The immediate impact of the loss of the American colonies on the British Empire was multifaceted, combining economic, political, and psychological effects.

Economically, Britain faced the challenge of restructuring its trade patterns, as the colonies had been a significant market for British goods and a source of raw materials.

Politically, the defeat led to introspection and debates in Britain over its governance, policies, and imperial ambitions.

The loss precipitated the resignation of the then-Prime Minister, Lord North, and reshaped British imperial strategy to focus on other parts of its empire, such as India and the Caribbean.

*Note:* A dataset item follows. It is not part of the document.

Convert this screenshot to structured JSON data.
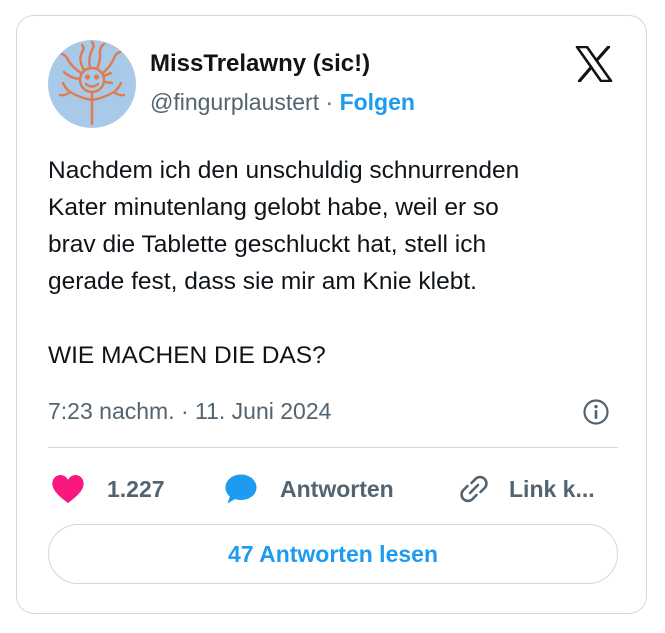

Psychologically, the defeat was a blow to British prestige, challenging the previously held notion of British invincibility and prompting reconsideration of its global standing and approach to colonial management.

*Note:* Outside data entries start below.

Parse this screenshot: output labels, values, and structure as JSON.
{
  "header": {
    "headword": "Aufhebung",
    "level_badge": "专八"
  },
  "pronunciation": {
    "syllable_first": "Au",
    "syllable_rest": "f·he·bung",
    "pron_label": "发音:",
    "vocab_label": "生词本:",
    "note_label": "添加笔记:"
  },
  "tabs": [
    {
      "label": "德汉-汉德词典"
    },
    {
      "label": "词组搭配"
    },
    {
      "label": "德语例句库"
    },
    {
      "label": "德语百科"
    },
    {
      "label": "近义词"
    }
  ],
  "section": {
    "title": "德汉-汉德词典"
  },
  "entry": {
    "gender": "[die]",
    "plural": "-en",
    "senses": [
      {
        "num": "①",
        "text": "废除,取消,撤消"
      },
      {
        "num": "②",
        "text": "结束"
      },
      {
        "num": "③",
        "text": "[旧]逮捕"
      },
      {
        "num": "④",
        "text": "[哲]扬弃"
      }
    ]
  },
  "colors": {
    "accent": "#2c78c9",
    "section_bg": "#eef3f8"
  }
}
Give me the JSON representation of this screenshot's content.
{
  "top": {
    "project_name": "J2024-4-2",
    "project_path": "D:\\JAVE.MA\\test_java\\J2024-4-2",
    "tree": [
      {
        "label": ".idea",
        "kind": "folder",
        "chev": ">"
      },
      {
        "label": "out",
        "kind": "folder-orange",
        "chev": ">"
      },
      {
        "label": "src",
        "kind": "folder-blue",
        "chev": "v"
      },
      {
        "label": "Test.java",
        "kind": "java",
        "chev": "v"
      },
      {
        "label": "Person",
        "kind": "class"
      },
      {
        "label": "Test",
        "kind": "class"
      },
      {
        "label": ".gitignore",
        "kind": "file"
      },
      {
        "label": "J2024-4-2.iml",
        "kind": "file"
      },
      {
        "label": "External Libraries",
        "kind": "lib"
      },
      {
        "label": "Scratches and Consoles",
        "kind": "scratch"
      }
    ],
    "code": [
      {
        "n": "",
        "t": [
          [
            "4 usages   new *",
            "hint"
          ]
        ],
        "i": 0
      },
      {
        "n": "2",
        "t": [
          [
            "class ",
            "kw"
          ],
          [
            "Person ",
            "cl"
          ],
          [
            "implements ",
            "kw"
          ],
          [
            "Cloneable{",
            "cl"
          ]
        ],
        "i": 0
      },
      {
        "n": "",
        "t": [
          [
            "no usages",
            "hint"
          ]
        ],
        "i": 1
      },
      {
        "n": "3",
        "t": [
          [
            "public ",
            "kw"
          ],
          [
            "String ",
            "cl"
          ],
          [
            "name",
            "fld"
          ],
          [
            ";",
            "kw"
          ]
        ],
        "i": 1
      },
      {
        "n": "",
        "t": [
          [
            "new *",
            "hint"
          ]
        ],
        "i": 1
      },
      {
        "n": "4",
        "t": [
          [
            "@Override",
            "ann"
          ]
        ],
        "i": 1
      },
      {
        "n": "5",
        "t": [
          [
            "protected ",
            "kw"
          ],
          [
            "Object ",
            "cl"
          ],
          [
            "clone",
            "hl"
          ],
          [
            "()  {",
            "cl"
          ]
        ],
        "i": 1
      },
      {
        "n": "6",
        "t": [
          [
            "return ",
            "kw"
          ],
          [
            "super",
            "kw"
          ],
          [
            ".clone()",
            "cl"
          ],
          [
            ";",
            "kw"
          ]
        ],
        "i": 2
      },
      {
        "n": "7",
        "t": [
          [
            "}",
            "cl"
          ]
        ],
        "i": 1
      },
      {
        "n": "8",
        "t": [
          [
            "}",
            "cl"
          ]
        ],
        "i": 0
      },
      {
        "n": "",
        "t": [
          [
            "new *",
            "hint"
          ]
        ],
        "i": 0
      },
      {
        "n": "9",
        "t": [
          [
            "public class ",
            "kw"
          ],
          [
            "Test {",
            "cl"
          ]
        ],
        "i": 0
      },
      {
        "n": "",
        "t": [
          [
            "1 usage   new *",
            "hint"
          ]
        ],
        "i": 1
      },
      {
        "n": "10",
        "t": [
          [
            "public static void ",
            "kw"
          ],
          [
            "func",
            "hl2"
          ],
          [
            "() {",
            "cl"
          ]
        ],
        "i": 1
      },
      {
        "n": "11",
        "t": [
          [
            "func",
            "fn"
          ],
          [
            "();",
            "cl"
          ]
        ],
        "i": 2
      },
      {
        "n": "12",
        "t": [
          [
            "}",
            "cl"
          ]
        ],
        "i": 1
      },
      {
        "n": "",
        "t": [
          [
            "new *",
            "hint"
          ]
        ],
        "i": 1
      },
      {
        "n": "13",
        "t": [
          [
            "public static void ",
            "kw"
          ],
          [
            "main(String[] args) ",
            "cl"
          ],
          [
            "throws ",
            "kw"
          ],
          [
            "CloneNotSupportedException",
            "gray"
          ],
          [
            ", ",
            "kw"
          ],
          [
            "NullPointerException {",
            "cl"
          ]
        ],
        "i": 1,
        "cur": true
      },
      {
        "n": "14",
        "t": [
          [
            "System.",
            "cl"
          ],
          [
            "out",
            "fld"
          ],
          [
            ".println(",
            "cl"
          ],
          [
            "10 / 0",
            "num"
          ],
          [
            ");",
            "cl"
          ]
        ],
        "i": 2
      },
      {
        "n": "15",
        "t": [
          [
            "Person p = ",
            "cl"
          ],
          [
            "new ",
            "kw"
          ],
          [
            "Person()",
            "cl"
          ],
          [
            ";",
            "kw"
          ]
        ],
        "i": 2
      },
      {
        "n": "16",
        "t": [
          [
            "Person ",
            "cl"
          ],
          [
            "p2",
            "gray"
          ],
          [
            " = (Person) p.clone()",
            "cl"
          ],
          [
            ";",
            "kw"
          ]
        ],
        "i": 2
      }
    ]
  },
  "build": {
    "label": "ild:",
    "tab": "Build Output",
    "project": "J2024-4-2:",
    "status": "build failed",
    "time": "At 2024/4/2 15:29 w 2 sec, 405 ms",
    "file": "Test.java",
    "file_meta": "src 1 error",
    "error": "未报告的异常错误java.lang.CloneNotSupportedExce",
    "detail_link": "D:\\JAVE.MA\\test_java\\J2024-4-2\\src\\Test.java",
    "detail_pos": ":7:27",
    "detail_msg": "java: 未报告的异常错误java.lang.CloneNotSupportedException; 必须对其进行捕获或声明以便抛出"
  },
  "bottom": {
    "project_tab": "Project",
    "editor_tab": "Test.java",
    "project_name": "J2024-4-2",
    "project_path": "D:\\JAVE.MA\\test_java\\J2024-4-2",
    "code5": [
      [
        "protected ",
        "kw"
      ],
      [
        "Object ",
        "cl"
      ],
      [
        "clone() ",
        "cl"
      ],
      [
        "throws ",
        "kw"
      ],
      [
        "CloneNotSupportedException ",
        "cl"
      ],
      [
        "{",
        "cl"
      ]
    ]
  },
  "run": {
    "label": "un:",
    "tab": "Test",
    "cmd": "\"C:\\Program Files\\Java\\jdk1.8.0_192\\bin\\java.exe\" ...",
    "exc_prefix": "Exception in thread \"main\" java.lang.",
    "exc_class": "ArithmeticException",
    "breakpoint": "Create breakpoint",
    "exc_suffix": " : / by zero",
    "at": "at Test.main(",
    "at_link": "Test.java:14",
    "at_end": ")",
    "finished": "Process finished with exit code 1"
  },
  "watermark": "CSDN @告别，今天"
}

2. Who were the Loyalists, and what role did they play?

Loyalists were American colonists who remained loyal to the British Crown during the war and participated in many of the historically significant battles of the American Revolution.

They were sometimes called Tories, Royalists, or King’s Men.

Loyalists included those with economic, political, or personal reasons for staying aligned with Britain.

Their presence in the colonies added a layer of complexity to the conflict, as it wasn’t just Americans against the British; sometimes, it was neighbor against neighbor.

Many Loyalists faced persecution during the war, and some relocated to Canada or England after the war ended.

3. Were Native American tribes involved in the Revolutionary War?

Yes, Native American tribes played intricate roles in the Revolutionary War, often being forced to choose sides or trying to navigate their own interests amidst the conflict.

Many tribes aligned with the British, hoping a British victory would curb American colonial expansion into their territories.

Notable tribes such as the Mohawk, Cayuga, and Seneca of the Iroquois Confederacy supported the British.

However, others, like the Oneida and Tuscarora, sided with the American colonists.

Regardless of allegiance, Native American tribes faced significant challenges and disruptions during and after the war.

References: Significant Battles of the American Revolution